3. Onboarding is rarely on-point.
Candidate onboarding consists of dispirited and sporadic chats with existing team members and demo sit-ins. Since the HR department doesn’t really understand exactly what is perceived as great performance and what counts as not contributing well, this clarity isn’t passed on to recruits either.
They stumble around the organization, often not even knowing who to connect to in order to meet their work needs. Some manage to prove themselves — on accident. While others leave within months, triggering the cycle of hiring in the dark yet again.
Do cloud vendors and companies in the cloud service commerce industry take a haphazard and intentionally obtuse approach to Human Resource management?
It’s just that the focus is squarely on more “relevant” areas like back-end development, marketing and of course — sales.
HR is the concession made in the name of talent retention.
And in some cases, human resource professionals are completely missing from the group of happy people on the About pages who coax prospects to “give the free trial a spin”.
Being Human: Technology to Fight the Technology Overwhelm
It is ironic. But HR technology can help human resource grow out of the shadow of the cloud.
Let’s explain what we mean.
Cloud vendors and SaaS service providers live and breathe technology. They do value talent but somewhere along the line, the tech concerns of the solution they sell start hogging the limelight and are viewed as the barometer for the success of the company.
There is neither the time nor the inclination to dig deep into HR discrepancies and do better.
Thankfully though modern-day human resource tools and solutions make improving easier. They automate tedious tasks, help take quick, intelligent decisions and even signal problems like disengagement, before they blow up into vacancies.
Think of HR technology as the analytics for team performance.
And suddenly the investment makes a lot of sense.
Performance Evaluation solutions are intuitive and easy to use. They go far beyond documenting projects completed and tasks checked off. Most integrate 360-degree feedback from peers and managers to provide a holistic view of an employee’s performance and engagement. Thanks to modules and practices like the Stay Interview, the HR department can pick up dissatisfaction or a skill inadequacy and address it in time.
If there is eventually the need to hire new candidates, the recruitment process benefits from historical data, specifically desirable traits in the individuals who can best fill the vacant position.
Applicant Tracking solutions (ATS) further facilitate the hiring of skilled individuals. They compile, organize and render searchable the cover letters and qualifications of hundreds of candidates, completely eliminating manual labour and errors from the process. The time saved is better spent thoroughly interviewing and assessing applicants from a number of potential channels, instead of relying by default on marketplaces like Upwork and Freelancer for talent needs.

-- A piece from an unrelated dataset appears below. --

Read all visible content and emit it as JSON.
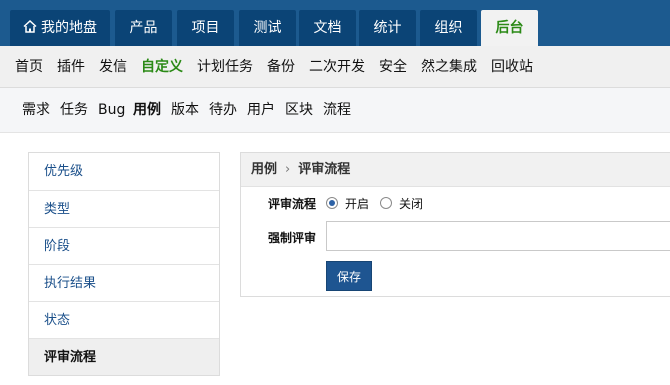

Employee Engagement solutions can’t define “culture” for cloud commerce businesses. But they can definitely support the process of bringing the team closer and getting employees on the same page. Mood gauging through fun surveys, gamifying achievements on leader boards, simple reminders of perks or even something as quirky as auto approval of vacation days through a Slack bot help workers feel more valued, supported, connected to each other and loyal to the company.
Onboarding solutions are the last, but certainly not the least. They range from completely customizable workflows that constantly monitor employee engagement, task completion rate and contribution in the first 90 days to simple step-by-step onboarding buddies like CakeHR. Cloud companies pressed for time don’t have to saddle unwilling employees with onboarding responsibilities and can instead offer a better orientation to new talent.
For cloud service commerce companies, technology is indeed a double-edged sword.
If on one hand it dilutes the importance of the human aspect of running a business, on the other it can redefine HR making it simple for SMBs to experience better culture and connection in the workforce.